Between October 11 and November 7, 2023, Ohio voters will decide whether to approve Issue 2 – a voter-initiated law “To Commercialize, Regulate, Legalize and Tax the Adult Use of Cannabis.” A simple majority vote would permit Ohio individuals who are over the age of 21 to grow up to six plants and possess up to 2.5 ounces of cannabis, establish operational licensing through the newly-created Commerce Department Division of Cannabis Control, and create a 10% adult use tax on top of regular sales tax, the proceeds of which being disbursed to local governments, a social equity and jobs fund and the Division.
If passed, the Division would be required to make initial applications to adult use operators available within six months of the law’s effective date. Sec. 3780.11(A). Within nine months of the law’s effective date, the Division must issue adult-use licenses to cultivate, process, sell, and test marijuana for recreational use by adults 21 years and older.
|Operators that currently hold either a medical marijuana certificate of operation or a provisional license that converts to a certificate of operation within two years of the law’s effective date may apply for one or more adult-use licenses, which after that must be issued.|
This must-issue provision could provide a significant head start in the adult-use market for any Ohio operator with a medical license. The licenses that must be issued are as follows:
- A medical marijuana retail dispensary issued a certificate of operation shall be issued an adult-use dispensary license for the current location of the dispensary and an adult-use dispensary license at a different location as designated in the license application if the dispensary does not have any common ownership or control with any level I adult use cultivator, level II adult use cultivator, or adult-use processor license applicant or licensee.
- A medical marijuana level I cultivator issued a certificate of operation or a provisional license shall be issued three adult-use dispensary licenses at locations designated in a license application and one level I adult-use cultivator license for the current location of its level I cultivation facility.
- A medical marijuana level II cultivator issued a certificate of operation or provisional license shall be issued one adult-use dispensary license at a location designated in the license application and one level II adult-use cultivator license for the current location of its level II cultivation facility.
- A medical marijuana processor issued a certificate of operation or provisional license shall be issued one adult use processor license for the current location of its processor.
- A medical marijuana testing laboratory issued a certificate of operation shall be issued one adult- use testing laboratory license for the current location of the testing laboratory.
Sec. 3780.10(B)(1)-(6). Ohio’s Constitution provides that citizen-initiated statutes become effective 30 days after passage (If Issue 2 passes on November 7, the law would take effect on December 7, 2023).
The proposed law includes some of the same limitations appearing in the Ohio Medical Marijuana Act – for example, licensed locations cannot be within 500 feet of protected uses (i.e., a school, church, etc.), an individual owner cannot have a concurrent interest in a testing lab and another type of operator, all owners and employees must be at least 21 years old, certain criminal convictions will disqualify individuals from holding a license, employers may enforce any drug testing policy, and local governments may limit or prohibit operators within their jurisdictional borders.
Like any proposed law, a few unknowns will be determined by supplemental legislation or rule.
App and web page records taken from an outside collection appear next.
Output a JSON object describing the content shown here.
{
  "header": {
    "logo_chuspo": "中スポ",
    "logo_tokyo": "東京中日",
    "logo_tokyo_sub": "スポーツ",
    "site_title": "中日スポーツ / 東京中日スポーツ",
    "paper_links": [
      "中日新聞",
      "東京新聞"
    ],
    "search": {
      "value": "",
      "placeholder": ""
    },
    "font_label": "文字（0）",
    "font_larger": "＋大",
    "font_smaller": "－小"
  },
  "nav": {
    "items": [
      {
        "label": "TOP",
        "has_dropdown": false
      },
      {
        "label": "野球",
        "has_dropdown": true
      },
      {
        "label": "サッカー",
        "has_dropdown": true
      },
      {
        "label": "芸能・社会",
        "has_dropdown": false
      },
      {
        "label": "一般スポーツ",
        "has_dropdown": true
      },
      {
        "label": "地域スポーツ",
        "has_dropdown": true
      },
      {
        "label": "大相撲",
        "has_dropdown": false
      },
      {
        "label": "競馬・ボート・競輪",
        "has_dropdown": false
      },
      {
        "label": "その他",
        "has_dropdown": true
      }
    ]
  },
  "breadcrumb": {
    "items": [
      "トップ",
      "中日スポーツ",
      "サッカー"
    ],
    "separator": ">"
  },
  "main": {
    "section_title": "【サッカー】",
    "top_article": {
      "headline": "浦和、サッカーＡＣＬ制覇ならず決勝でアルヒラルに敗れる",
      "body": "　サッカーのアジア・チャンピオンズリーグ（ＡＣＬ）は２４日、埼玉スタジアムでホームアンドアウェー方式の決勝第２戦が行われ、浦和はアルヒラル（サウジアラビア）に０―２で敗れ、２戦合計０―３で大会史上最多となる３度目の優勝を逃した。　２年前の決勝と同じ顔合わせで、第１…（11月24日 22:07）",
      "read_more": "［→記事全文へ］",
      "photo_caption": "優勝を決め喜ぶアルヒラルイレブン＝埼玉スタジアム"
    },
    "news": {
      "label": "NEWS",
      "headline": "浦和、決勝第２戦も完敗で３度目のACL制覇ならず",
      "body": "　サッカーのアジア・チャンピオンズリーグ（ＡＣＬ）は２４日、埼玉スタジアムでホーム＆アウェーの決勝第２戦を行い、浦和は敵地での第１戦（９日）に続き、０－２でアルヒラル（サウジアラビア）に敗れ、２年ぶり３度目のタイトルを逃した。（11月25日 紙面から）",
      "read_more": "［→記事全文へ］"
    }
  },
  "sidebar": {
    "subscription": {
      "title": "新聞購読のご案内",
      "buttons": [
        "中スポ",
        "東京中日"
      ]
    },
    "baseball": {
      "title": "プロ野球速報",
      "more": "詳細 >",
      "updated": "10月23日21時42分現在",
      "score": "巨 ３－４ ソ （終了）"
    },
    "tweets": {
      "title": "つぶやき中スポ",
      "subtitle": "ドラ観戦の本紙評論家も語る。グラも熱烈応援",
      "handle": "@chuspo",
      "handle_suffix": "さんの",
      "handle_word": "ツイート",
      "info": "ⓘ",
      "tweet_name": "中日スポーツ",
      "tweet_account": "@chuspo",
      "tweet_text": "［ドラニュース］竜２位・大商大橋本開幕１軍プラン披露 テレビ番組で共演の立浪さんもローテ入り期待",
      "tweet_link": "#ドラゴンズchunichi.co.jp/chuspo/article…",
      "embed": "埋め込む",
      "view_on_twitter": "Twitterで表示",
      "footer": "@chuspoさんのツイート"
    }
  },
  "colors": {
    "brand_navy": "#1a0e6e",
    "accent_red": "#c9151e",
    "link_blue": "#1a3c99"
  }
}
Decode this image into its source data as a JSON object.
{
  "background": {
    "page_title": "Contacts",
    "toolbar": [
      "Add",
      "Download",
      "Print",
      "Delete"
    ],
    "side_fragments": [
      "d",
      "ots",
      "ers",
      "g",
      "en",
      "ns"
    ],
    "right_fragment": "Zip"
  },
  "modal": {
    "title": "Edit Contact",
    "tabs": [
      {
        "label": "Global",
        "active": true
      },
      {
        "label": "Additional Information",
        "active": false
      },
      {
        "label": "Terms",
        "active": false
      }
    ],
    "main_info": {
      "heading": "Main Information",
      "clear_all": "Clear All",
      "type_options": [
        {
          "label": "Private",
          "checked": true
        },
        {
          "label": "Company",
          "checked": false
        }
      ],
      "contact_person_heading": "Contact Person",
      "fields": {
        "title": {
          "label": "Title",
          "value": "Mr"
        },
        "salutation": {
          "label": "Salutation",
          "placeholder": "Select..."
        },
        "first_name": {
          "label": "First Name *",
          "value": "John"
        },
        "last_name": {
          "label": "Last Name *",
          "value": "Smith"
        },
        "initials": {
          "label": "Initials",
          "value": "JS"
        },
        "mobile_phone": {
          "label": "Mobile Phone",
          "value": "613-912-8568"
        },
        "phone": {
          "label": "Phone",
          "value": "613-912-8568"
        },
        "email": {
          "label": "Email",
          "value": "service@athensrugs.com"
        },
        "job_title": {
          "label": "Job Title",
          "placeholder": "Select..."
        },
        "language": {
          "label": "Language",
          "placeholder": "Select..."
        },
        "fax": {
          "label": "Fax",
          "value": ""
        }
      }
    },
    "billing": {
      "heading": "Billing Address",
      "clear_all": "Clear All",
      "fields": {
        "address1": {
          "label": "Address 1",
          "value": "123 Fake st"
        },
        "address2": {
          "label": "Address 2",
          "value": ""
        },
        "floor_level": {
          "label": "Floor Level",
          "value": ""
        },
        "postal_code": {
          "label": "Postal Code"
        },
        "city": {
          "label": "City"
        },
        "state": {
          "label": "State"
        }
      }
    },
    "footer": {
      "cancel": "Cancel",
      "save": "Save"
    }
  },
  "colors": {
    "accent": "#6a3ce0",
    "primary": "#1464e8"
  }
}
For example, the Division must issue up to 40 adult-use cultivator and 50 additional adult-use dispensary licenses to applicants certified as cannabis social equity and jobs program participants – the timing of such issuance is not as explicit as for existing licensees. Sec. 3780.10(C)-(D). The Ohio Department of Development would create such a program from scratch and certify participants. Additionally, it is unclear whether the Division would impose the same limitations on the geographical distribution of medical marijuana dispensaries onto adult-use dispensary sites.
Finally, the degree to which the Ohio General Assembly may substantively modify or even repeal such a law remains a question of law. Recent polling margins show nearly 60% in favor of passage. If this polling turns out to accurately reflect what voters decide in November, the General Assembly’s political appetite to make substantive changes or repeal it may be tempered despite well-publicized opposition by the Governor and Statehouse leaders.
|In the interim, current medical marijuana operators should, at minimum, consider whether to submit the adult-use application, review existing dispensary lease agreements to confirm that adult recreational sales are permitted, and consider locations suitable for a new dispensary.|
If the initiative does pass, we recommend that licensees seek opportunities to participate in rulemaking and actively offer comments to local government officials for potential locations. Early and frequent contact with municipal and state officials is one proven way to avoid surprises.
Good counsel can help you navigate this process. With teams that have worked in a variety of new and emerging cannabis markets, including Ohio, Colorado, Michigan, New Jersey, and Illinois, we are familiar with many of the concerns that come up when a state first introduces adult-use sales. We can help your team identify opportunities and avoid pitfalls as you prepare for this exciting new phase in Ohio’s cannabis marketplace.